Wait a minute! Didn’t we just leave this party?
Okay, the One Direction guys didn’t release two albums in 2013 like they did in 2012 (in the U.S.), but that doesn’t mean the year hasn’t felt like a nonstop 1D jam session. Singles from Take Me Home trailed out into early 2013, and then the English-Irish boy band released a concert film at the end of August ( One Direction: This Is Us). This album’s promotion began when its first single (” Best Song Ever“) started blanketing airwaves in July.
So it’s been all One Direction all the time for nearly two years straight as the talent-show also-rans continue their steamrolling strategy for pop music domination.
Plugged In hasn’t been all that crazy about that direction, for the record. And the title of this third effort frankly didn’t do much to allay our anxiety. So we quickly dug into it, wanting to know where Harry, Zayn, Liam, Niall and Louis were taking their young fans now.
“Let me be the one to lift your heart up and save your life,” we hear on the sentimental “Diana,” “I don’t think you even realize, baby, you’d be saving mine.” “Strong” treads tender lyrical territory too: “I’m not scared of love/’Cause when I’m not with you, I’m weaker/Is that so wrong/Is that so wrong/That you make me strong?” “Through the Dark” promises to faithfully guide a fragile partner through foreboding times (“I can see your head is held in shame/But I just wanna see you smile again/ … We will find a way through the dark/ … So let’s just laugh again”).
“You & I” focuses on a couple trying to overcome differences (“No, nothing can come between/You and I/ … We can make it if we try”). “Don’t Forget Where You Belong” finds a touring musician longing for the comfort and goodness of home, while “Right Now” relishes a special moment with friends and longs for a distant loved one to be near.
” Story of My Life” evinces a growing self-awareness as the guys confess that empty relationships involving sex without emotional intimacy or commitment aren’t getting the job done for them.
But while “Story of My Life” may recognize that physical intimacy alone doesn’t lead to lasting satisfaction, there’s little evidence that the realization is creating any real change. As I noted in the track review, ” The sexual connections implied in the tune’s two longer vignettes don’t help much in sorting through these kinds of romantic troubles. And powerful romanticism cloaks the assumption that loving someone and sleeping with them unquestionably go together.”
” Best Song Ever” makes light of a guy’s “dirty mouth,” talks about a girl’s kissing and finally propositions the aforementioned young woman with this line: “I said, ‘Can I take you home with me?'” (To her credit, she declines.) “Little Black Dress” leers, “I wanna see the way you move for me, baby,” then suggests, “It’s so right/’Cause I’ll take you home.”
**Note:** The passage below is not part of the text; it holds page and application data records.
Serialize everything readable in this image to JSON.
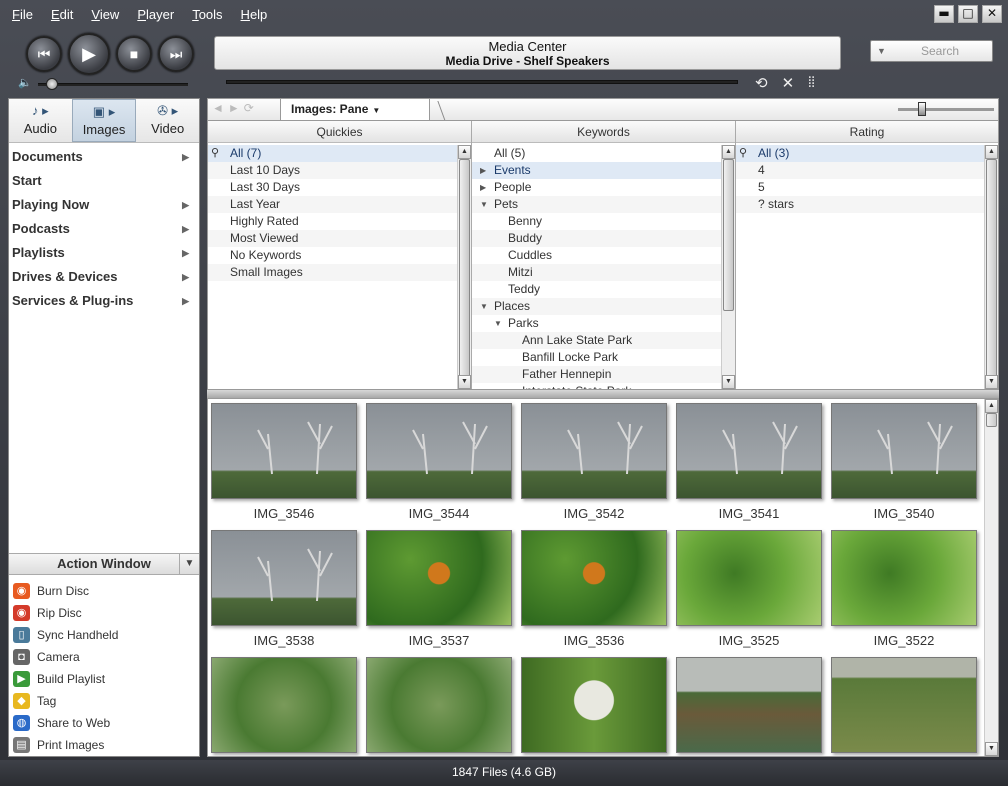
{
  "menu": [
    "File",
    "Edit",
    "View",
    "Player",
    "Tools",
    "Help"
  ],
  "window_buttons": {
    "minimize": "▬",
    "maximize": "□",
    "close": "✕"
  },
  "player": {
    "display_line1": "Media Center",
    "display_line2": "Media Drive - Shelf Speakers",
    "search_placeholder": "Search"
  },
  "media_tabs": [
    {
      "label": "Audio",
      "icon": "music-note-icon"
    },
    {
      "label": "Images",
      "icon": "camera-icon"
    },
    {
      "label": "Video",
      "icon": "film-reel-icon"
    }
  ],
  "nav_items": [
    {
      "label": "Documents",
      "arrow": true
    },
    {
      "label": "Start",
      "arrow": false
    },
    {
      "label": "Playing Now",
      "arrow": true
    },
    {
      "label": "Podcasts",
      "arrow": true
    },
    {
      "label": "Playlists",
      "arrow": true
    },
    {
      "label": "Drives & Devices",
      "arrow": true
    },
    {
      "label": "Services & Plug-ins",
      "arrow": true
    }
  ],
  "action_window": {
    "title": "Action Window",
    "items": [
      {
        "label": "Burn Disc",
        "icon": "burn-disc-icon",
        "color": "#e85a20"
      },
      {
        "label": "Rip Disc",
        "icon": "rip-disc-icon",
        "color": "#d43a2a"
      },
      {
        "label": "Sync Handheld",
        "icon": "handheld-icon",
        "color": "#4a7a9a"
      },
      {
        "label": "Camera",
        "icon": "camera-icon",
        "color": "#666666"
      },
      {
        "label": "Build Playlist",
        "icon": "playlist-icon",
        "color": "#3a9a3a"
      },
      {
        "label": "Tag",
        "icon": "tag-icon",
        "color": "#e8b820"
      },
      {
        "label": "Share to Web",
        "icon": "globe-icon",
        "color": "#2a6ac8"
      },
      {
        "label": "Print Images",
        "icon": "printer-icon",
        "color": "#777777"
      }
    ]
  },
  "toolbar": {
    "view_tab": "Images: Pane"
  },
  "panes": {
    "quickies": {
      "header": "Quickies",
      "items": [
        "All (7)",
        "Last 10 Days",
        "Last 30 Days",
        "Last Year",
        "Highly Rated",
        "Most Viewed",
        "No Keywords",
        "Small Images"
      ]
    },
    "keywords": {
      "header": "Keywords",
      "items": [
        {
          "label": "All (5)",
          "indent": 0,
          "tri": ""
        },
        {
          "label": "Events",
          "indent": 0,
          "tri": "right"
        },
        {
          "label": "People",
          "indent": 0,
          "tri": "right"
        },
        {
          "label": "Pets",
          "indent": 0,
          "tri": "down"
        },
        {
          "label": "Benny",
          "indent": 1,
          "tri": ""
        },
        {
          "label": "Buddy",
          "indent": 1,
          "tri": ""
        },
        {
          "label": "Cuddles",
          "indent": 1,
          "tri": ""
        },
        {
          "label": "Mitzi",
          "indent": 1,
          "tri": ""
        },
        {
          "label": "Teddy",
          "indent": 1,
          "tri": ""
        },
        {
          "label": "Places",
          "indent": 0,
          "tri": "down"
        },
        {
          "label": "Parks",
          "indent": 1,
          "tri": "down"
        },
        {
          "label": "Ann Lake State Park",
          "indent": 2,
          "tri": ""
        },
        {
          "label": "Banfill Locke Park",
          "indent": 2,
          "tri": ""
        },
        {
          "label": "Father Hennepin",
          "indent": 2,
          "tri": ""
        },
        {
          "label": "Interstate State Park",
          "indent": 2,
          "tri": ""
        }
      ]
    },
    "rating": {
      "header": "Rating",
      "items": [
        "All (3)",
        "4",
        "5",
        "? stars"
      ]
    }
  },
  "thumbnails": [
    {
      "caption": "IMG_3546",
      "scene": "sky-tree"
    },
    {
      "caption": "IMG_3544",
      "scene": "sky-tree"
    },
    {
      "caption": "IMG_3542",
      "scene": "sky-tree"
    },
    {
      "caption": "IMG_3541",
      "scene": "sky-tree"
    },
    {
      "caption": "IMG_3540",
      "scene": "sky-tree"
    },
    {
      "caption": "IMG_3538",
      "scene": "sky-tree"
    },
    {
      "caption": "IMG_3537",
      "scene": "butterfly"
    },
    {
      "caption": "IMG_3536",
      "scene": "butterfly"
    },
    {
      "caption": "IMG_3525",
      "scene": "leaves"
    },
    {
      "caption": "IMG_3522",
      "scene": "leaves"
    },
    {
      "caption": "",
      "scene": "blur-green"
    },
    {
      "caption": "",
      "scene": "blur-green"
    },
    {
      "caption": "",
      "scene": "dandelion"
    },
    {
      "caption": "",
      "scene": "marsh"
    },
    {
      "caption": "",
      "scene": "logs"
    }
  ],
  "status": "1847 Files (4.6 GB)"
}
Along with a “shhh” sound standing in twice for the s-word and some suggestive heavy breathing on the title track, we also hear, “Tell me that I’m wrong, but I do what I please/ … I don’t care how much we spend/ … For tonight let’s just pretend/I don’t wanna stop, so give me more.” “Happily” finds a man brazenly having an affair with a woman he “loves” so much he doesn’t care about the consequences (“You know I wanna be the one to hold you when you sleep/ … It’s 4 a.m., and I know you’re with him/I wonder if he knows that I touched your skin/And if he feels my traces in your hair/Sorry, love, but I don’t really care.”) The bonus track “Does He Know” furthers these cheating motifs.
“Little White Lies” finds a guy saying, “I know you want it/I know you feel it too/Let’s stop pretending/That you don’t know what I don’t know/Just what we came to do.” There’s also backseat kissing in a cab and innuendo about breaking rules. On “Better Than Words,” somebody brags, “Best I ever had/Hips don’t lie.” And on bonus track “Why Don’t We Go There,” the there in question is sex: “Why don’t we go there?/ … There’s no right time or place/’Cause anyone can see we’ll do it anyway.”
Still another bonus track, “Alive,” involves going to counseling for sex addiction (“I don’t know why I wanna be with every girl I meet”), only to hear from a counselor that he should just do whatever he wants: “She said, ‘Hey, it’s all right/Does it make you feel alive?/Don’t look back/Live your life/Even if it’s only for tonight.” Not surprisingly, he turns around and uses those same lines on a young woman he meets at a party.
1D takes two steps in a different direction … and then three back on the same old path.
The young men in the 2010s’ biggest boy band deserve credit for proffering some vulnerable moments in which they admit that maybe there’s more to life than just sex, or sing about overcoming difficulties and faithfully facing dark times together. But then they push all that aside with a blast of sexy, saucy Midnight Memories.
After serving as an associate editor at NavPress’ Discipleship Journal and consulting editor for Current Thoughts and Trends, Adam now oversees the editing and publishing of Plugged In’s reviews as the site’s director. He and his wife, Jennifer, have three children. In their free time, the Holzes enjoy playing games, a variety of musical instruments, swimming and … watching movies.